A new report calls land key to solving climate change. The good news is that there are strategies for reducing carbon emissions from land use that can also produce economic and social benefits.
Climate change is accelerating and species are dying out at a record rate. Experts imagine how inviting nature into our lives could help.
Could our best shot at stopping climate catastrophe be restoring forests on a massive scale?
The abandonment of crops and pastures allows the natural regeneration of bushes and forests and the recolonization of fauna.
Federal and state agencies are carrying out a 35-year, multi-billion-dollar plan to restore Florida’s Everglades, but have not factored sea level rise or other climate change impacts into their plans.
George Monbiot talks with an ecologist about natural solutions to the climate crisis.
The 1930s New Deal created a civilian army of conservationists who planted forests and restored wilderness.
Oysters aren’t just good for a feed. They also give a vital boost to coastal ecosystems, which is why efforts are underway to restore Australia’s once-abundant oyster reefs to their former glory.
Residents often have concerns about informal green space but some still use it. Work to enhance these areas should aim to resolve these concerns without destroying what residents do value.
In colonial times Australia’s waters were teeming with mud oysters that provided food, cement, and cleaned the oceans. Now a 20-hectare man-made reef aims to restore some of their former glory.

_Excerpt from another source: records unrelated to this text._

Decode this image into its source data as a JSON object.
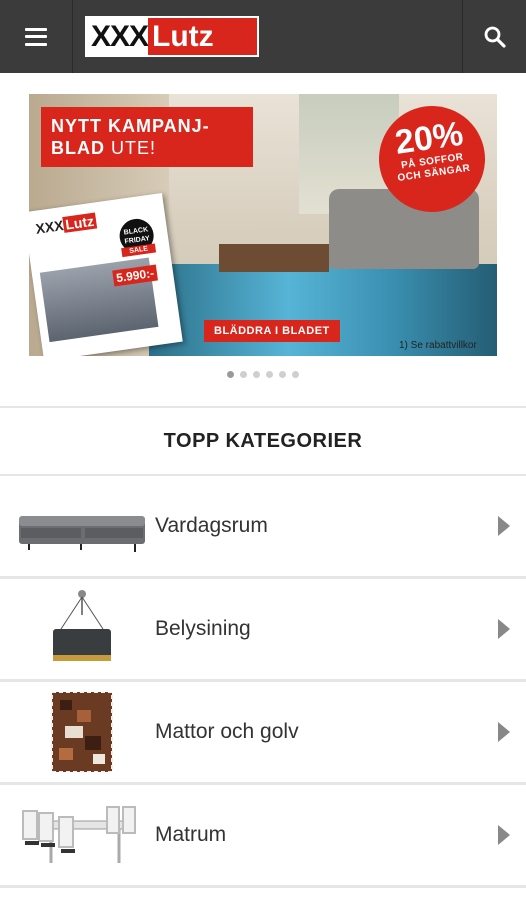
{
  "header": {
    "logo": {
      "left": "XXX",
      "right": "Lutz"
    },
    "menu_icon": "hamburger-menu-icon",
    "search_icon": "search-icon",
    "colors": {
      "bar": "#3b3b3b",
      "brand_red": "#d9261c"
    }
  },
  "banner": {
    "headline_line1": "NYTT KAMPANJ-",
    "headline_line2_bold": "BLAD",
    "headline_line2_light": " UTE!",
    "discount": "20%",
    "discount_sub1": "PÅ SOFFOR",
    "discount_sub2": "OCH SÄNGAR",
    "catalog_logo_left": "XXX",
    "catalog_logo_right": "Lutz",
    "catalog_price": "5.990:-",
    "catalog_badge_top": "BLACK FRIDAY",
    "catalog_badge_sale": "SALE",
    "cta": "BLÄDDRA I BLADET",
    "footnote": "1) Se rabattvillkor",
    "slides_total": 6,
    "active_slide": 1
  },
  "section": {
    "title": "TOPP KATEGORIER"
  },
  "categories": [
    {
      "label": "Vardagsrum",
      "icon": "sofa-thumbnail"
    },
    {
      "label": "Belysining",
      "icon": "pendant-lamp-thumbnail"
    },
    {
      "label": "Mattor och golv",
      "icon": "rug-thumbnail"
    },
    {
      "label": "Matrum",
      "icon": "dining-set-thumbnail"
    }
  ]
}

Rehydrating the Florida Everglades is the largest ecological restoration project in the world. Ecologist Peter Frederick explains why this massive effort is worth its multi-billion-dollar cost.